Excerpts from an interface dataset
|---|
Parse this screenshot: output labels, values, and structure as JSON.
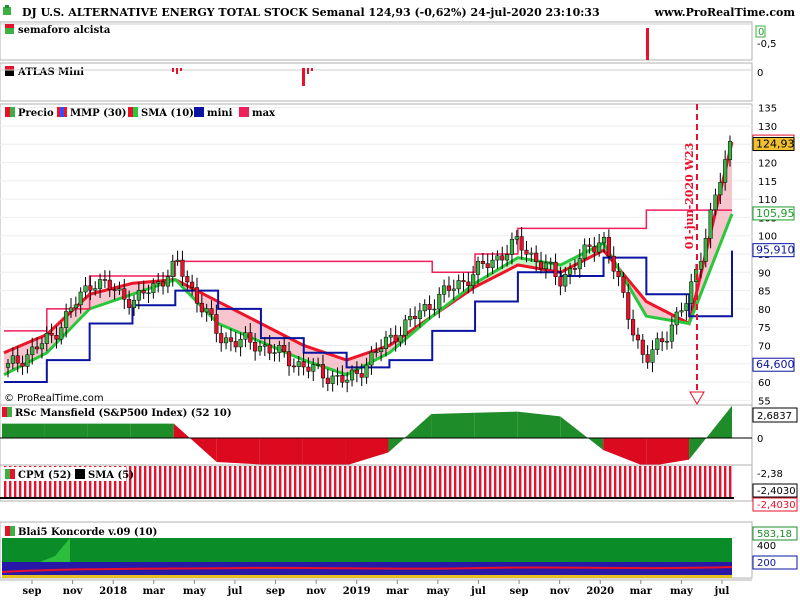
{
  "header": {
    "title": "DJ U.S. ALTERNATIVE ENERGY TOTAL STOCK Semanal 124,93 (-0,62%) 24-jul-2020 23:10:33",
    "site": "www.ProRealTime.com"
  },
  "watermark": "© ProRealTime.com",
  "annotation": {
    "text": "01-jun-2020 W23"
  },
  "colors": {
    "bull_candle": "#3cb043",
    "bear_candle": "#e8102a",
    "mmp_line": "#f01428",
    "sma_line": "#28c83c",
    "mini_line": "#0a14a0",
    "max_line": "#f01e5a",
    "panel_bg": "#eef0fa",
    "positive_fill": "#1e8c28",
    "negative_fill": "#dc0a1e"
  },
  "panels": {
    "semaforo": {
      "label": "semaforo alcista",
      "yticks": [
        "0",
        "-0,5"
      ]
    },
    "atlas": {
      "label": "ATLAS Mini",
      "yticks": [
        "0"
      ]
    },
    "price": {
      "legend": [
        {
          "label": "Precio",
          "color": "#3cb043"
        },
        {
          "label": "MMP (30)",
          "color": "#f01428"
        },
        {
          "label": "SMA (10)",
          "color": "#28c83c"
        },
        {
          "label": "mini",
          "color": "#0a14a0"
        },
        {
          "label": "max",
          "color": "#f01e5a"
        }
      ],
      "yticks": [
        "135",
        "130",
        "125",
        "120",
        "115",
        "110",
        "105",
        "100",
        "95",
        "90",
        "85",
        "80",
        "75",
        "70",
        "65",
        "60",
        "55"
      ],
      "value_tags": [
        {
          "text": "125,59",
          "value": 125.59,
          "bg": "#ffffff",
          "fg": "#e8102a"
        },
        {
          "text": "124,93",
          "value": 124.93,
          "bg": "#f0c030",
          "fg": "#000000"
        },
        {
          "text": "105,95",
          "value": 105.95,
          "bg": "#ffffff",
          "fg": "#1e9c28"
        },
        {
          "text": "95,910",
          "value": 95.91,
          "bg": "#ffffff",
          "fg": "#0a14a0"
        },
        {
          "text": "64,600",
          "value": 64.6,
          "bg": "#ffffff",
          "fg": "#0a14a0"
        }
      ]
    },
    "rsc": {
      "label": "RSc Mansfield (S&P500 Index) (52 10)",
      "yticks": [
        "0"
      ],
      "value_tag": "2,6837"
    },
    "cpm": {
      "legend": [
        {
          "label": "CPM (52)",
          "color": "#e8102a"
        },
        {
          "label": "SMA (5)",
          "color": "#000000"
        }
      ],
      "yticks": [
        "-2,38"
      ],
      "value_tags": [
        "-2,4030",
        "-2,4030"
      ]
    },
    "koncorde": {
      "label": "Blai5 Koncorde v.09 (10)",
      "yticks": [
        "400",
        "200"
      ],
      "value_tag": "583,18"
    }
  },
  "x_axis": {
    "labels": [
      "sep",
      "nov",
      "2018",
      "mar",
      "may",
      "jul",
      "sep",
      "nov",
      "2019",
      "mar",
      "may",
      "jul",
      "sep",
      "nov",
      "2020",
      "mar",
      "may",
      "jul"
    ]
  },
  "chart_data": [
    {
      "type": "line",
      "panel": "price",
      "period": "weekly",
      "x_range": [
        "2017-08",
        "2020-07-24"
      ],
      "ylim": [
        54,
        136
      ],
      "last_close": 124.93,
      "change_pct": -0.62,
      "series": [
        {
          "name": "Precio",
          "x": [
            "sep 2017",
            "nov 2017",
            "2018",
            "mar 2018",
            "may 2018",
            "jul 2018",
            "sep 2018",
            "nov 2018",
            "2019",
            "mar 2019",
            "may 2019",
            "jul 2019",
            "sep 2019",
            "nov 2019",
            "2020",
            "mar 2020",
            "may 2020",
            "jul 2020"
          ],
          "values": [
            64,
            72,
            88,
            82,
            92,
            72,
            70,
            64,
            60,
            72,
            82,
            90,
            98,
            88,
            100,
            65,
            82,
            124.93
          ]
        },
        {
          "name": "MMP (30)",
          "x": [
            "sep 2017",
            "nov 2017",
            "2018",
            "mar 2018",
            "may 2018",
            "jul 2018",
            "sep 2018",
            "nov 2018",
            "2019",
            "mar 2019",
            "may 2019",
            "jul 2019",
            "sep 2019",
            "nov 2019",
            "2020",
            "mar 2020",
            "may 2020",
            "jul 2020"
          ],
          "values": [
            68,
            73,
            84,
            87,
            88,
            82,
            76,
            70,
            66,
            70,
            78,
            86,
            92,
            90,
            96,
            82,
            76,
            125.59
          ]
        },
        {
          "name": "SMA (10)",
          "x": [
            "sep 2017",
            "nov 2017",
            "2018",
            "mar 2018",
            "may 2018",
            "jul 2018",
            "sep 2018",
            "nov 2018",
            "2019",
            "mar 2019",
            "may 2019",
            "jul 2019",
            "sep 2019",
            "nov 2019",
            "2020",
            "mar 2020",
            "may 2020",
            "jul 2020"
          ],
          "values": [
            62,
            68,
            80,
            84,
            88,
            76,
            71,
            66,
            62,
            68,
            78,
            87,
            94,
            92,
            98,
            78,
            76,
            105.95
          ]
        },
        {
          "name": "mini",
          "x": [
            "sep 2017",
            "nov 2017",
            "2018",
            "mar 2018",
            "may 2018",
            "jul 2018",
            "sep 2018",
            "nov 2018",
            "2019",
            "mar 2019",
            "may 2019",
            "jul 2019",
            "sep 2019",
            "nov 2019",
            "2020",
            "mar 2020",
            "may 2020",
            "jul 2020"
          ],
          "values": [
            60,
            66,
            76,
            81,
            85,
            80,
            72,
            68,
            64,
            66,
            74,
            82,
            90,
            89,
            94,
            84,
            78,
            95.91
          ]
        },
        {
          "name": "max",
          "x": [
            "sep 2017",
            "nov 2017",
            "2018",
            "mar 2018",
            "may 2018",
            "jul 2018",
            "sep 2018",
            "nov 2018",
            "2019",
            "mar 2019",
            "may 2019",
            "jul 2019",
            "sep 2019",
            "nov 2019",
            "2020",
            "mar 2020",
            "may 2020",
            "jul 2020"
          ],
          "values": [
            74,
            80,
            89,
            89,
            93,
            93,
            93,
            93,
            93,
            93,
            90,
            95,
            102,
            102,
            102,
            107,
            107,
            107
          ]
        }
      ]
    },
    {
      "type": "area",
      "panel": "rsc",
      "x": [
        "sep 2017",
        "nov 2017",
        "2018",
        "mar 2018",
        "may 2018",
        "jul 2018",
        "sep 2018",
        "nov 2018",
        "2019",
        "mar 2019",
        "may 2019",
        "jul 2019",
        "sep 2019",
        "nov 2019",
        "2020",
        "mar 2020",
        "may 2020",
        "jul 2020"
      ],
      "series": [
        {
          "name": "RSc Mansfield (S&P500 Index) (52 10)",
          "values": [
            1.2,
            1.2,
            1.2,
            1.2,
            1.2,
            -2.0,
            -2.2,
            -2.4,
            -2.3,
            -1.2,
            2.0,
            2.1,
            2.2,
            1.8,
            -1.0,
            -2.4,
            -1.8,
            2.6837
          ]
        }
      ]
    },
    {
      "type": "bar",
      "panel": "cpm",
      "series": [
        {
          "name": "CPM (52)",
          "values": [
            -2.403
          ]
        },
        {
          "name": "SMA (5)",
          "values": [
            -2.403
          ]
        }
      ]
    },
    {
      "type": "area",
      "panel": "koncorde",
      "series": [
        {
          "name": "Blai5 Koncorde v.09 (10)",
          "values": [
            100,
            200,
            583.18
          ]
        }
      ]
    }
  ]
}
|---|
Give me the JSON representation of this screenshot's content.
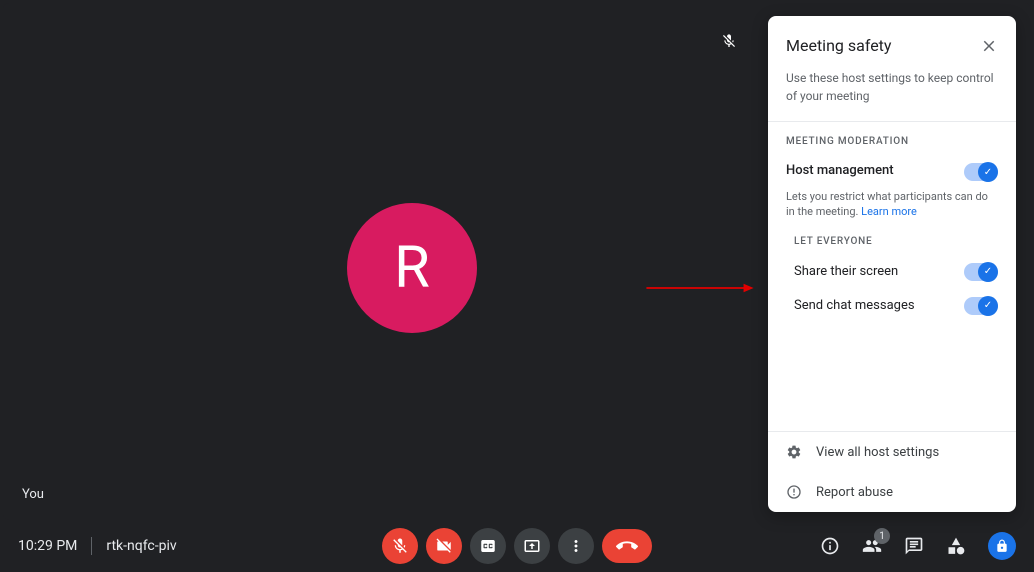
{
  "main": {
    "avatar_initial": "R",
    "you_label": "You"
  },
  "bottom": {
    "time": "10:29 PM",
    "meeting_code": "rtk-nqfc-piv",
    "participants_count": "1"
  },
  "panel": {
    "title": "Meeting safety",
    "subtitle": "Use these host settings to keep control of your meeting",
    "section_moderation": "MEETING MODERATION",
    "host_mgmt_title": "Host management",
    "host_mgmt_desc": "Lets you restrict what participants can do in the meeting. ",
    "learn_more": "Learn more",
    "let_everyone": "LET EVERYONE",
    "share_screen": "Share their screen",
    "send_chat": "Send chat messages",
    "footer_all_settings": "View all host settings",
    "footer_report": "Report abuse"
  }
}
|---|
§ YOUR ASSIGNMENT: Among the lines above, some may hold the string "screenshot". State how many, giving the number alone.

§ YOUR RESPONSE: 2